We can worry less that a newly created bird flu virus might kill tens or hundreds of millions of people if it escaped from the laboratory. But there is still some residual danger. And we remain appalled at the slipshod way in which this research was authorized despite its potential dangers to public health and national security.
The tale is a complicated one, but worth understanding since this is not the last time that this country and the world will face serious questions about scientific research and biosecurity. And government officials must ensure that, going forward, the process of approving such experiments works a lot more rationally.
The most worrying experiments were carried out by Dutch scientists and financed by this country’s National Institutes of Health. The researchers started with the bird flu virus, which seldom infects humans but is highly lethal when it does. With five mutations they made it transmissible through the air among ferrets and possibly humans.
Based on statements by the lead scientist that the virus retained its lethality, we urged in January that it be destroyed or studied only in a few high-containment laboratories, and that nothing be published about the experiments or, at a minimum, that details that might help a terrorist be redacted. In March, after the lead scientist, in a turnabout, said his new virus did not actually spread all that easily and was not lethal to ferrets when it did so, we called for clarification by an independent arbiter, like the National Science Advisory Board for Biosecurity. That is the group of nongovernmental experts that originally voted 22 to 0 to recommend that the paper be published only after details on specific mutations and how they were made were redacted.

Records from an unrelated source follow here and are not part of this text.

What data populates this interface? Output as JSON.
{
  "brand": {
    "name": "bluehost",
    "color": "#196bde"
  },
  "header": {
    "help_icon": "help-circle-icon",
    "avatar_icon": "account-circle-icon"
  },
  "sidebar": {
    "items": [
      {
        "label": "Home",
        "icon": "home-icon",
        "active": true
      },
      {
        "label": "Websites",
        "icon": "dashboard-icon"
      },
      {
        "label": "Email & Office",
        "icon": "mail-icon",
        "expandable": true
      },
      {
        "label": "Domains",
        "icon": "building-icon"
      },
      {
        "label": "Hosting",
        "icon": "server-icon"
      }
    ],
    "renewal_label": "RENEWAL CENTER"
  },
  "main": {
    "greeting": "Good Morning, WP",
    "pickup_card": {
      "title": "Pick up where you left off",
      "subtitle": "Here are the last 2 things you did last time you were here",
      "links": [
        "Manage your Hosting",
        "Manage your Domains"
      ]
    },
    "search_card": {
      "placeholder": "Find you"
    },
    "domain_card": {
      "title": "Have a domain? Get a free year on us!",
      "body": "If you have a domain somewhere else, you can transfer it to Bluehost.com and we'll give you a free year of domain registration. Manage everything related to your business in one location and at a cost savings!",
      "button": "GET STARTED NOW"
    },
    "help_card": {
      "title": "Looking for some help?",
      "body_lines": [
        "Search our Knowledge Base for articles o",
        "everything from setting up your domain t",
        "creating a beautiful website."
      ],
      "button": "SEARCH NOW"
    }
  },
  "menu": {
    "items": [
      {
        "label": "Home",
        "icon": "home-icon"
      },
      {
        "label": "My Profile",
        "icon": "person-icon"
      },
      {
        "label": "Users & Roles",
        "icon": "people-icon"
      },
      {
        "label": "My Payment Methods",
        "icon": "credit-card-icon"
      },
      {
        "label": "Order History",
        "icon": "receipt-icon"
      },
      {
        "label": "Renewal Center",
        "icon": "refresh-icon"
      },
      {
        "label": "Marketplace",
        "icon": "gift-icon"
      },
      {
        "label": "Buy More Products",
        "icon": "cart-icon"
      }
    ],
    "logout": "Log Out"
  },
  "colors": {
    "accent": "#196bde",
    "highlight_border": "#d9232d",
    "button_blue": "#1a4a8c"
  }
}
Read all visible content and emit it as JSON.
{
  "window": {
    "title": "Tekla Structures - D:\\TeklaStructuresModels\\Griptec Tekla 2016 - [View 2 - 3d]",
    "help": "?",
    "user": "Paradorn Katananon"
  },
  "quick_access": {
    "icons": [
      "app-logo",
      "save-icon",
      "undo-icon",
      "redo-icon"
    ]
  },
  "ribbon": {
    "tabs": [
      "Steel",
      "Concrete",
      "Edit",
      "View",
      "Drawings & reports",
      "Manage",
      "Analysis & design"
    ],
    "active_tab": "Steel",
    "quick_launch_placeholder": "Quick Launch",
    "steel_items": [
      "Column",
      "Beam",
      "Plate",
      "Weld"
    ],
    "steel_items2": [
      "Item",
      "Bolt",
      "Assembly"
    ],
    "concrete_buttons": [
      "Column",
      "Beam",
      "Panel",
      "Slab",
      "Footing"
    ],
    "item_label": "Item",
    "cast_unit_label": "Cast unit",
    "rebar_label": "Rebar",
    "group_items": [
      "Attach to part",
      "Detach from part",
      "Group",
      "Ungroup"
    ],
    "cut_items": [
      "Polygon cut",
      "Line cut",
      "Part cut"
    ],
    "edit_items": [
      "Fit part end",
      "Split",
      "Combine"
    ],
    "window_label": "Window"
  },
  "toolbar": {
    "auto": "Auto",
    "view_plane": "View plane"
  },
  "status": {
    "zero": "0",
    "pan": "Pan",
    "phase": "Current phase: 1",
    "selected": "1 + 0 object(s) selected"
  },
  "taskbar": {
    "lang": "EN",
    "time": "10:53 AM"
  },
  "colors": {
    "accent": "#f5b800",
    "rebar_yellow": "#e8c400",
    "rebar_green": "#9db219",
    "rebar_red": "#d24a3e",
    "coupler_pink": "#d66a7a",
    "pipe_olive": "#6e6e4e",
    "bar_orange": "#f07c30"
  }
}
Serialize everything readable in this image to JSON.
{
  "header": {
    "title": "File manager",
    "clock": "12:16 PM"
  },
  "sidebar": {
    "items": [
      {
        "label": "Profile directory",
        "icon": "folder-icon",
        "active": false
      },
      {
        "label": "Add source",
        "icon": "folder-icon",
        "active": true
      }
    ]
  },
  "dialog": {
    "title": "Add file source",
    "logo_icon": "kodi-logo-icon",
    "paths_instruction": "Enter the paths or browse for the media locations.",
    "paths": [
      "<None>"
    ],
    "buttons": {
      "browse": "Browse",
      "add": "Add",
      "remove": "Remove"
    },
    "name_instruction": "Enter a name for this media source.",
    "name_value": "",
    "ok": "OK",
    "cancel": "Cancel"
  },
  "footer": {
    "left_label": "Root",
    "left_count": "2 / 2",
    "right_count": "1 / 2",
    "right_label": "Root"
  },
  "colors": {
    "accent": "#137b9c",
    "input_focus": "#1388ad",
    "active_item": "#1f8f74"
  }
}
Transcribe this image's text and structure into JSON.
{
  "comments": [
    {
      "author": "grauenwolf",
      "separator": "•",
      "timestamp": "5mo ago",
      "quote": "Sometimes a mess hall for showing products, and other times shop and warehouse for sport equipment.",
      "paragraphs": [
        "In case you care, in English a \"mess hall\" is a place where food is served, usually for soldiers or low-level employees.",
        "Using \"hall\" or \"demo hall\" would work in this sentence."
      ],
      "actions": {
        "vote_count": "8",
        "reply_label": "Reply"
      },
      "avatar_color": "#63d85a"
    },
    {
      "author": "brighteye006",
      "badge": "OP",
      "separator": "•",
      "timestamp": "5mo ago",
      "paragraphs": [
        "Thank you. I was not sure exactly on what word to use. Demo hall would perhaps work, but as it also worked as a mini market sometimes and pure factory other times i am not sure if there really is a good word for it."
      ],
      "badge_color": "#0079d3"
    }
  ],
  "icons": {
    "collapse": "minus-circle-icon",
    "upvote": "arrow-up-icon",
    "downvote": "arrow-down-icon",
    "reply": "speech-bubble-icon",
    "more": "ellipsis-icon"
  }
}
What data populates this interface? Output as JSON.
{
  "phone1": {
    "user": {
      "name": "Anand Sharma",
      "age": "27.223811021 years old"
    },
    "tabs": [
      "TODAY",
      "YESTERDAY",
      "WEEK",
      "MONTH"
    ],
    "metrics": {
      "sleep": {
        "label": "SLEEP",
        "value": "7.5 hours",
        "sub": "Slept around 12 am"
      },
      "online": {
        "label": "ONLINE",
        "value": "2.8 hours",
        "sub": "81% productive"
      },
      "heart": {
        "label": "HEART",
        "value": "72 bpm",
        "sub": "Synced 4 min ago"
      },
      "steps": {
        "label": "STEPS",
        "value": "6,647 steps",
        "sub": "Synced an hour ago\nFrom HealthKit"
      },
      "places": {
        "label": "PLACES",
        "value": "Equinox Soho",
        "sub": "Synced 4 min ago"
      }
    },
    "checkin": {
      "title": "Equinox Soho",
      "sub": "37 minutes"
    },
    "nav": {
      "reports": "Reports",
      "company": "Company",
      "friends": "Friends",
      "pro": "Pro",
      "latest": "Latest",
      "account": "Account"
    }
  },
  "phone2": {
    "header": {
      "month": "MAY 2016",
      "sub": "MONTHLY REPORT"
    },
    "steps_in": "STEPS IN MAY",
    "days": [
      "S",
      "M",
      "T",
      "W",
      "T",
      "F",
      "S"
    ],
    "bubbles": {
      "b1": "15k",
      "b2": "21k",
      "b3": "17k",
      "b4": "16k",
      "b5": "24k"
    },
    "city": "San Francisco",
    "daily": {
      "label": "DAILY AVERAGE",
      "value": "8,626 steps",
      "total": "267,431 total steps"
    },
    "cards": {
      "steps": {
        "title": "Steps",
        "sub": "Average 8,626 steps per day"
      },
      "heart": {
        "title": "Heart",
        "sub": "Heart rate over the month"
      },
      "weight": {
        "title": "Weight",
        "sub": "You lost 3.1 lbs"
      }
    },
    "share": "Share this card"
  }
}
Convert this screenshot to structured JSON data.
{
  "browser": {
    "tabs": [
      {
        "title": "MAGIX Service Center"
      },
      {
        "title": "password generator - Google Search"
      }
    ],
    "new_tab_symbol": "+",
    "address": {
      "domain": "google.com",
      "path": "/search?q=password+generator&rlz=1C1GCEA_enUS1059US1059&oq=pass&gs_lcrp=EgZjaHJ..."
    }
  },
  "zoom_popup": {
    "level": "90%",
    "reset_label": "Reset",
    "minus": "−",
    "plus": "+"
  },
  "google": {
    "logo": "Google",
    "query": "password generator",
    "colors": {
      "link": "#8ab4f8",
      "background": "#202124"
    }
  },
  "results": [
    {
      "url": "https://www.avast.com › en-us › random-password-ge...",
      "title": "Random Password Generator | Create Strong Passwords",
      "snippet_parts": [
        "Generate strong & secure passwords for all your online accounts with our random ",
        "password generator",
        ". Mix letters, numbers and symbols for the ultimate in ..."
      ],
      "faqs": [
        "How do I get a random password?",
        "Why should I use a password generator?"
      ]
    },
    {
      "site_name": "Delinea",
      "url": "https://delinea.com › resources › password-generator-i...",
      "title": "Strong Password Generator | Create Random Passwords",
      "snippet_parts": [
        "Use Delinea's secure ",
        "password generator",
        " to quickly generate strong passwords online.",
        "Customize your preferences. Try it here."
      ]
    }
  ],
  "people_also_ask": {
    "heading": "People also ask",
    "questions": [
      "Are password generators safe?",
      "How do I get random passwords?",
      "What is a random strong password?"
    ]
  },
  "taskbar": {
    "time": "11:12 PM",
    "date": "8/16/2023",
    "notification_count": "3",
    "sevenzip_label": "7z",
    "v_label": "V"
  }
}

Now that board has changed its mind. In late March, after reviewing a revised version of the paper and grilling the Dutch scientist, it voted 12 to 6 to recommend publication with none of the details excised.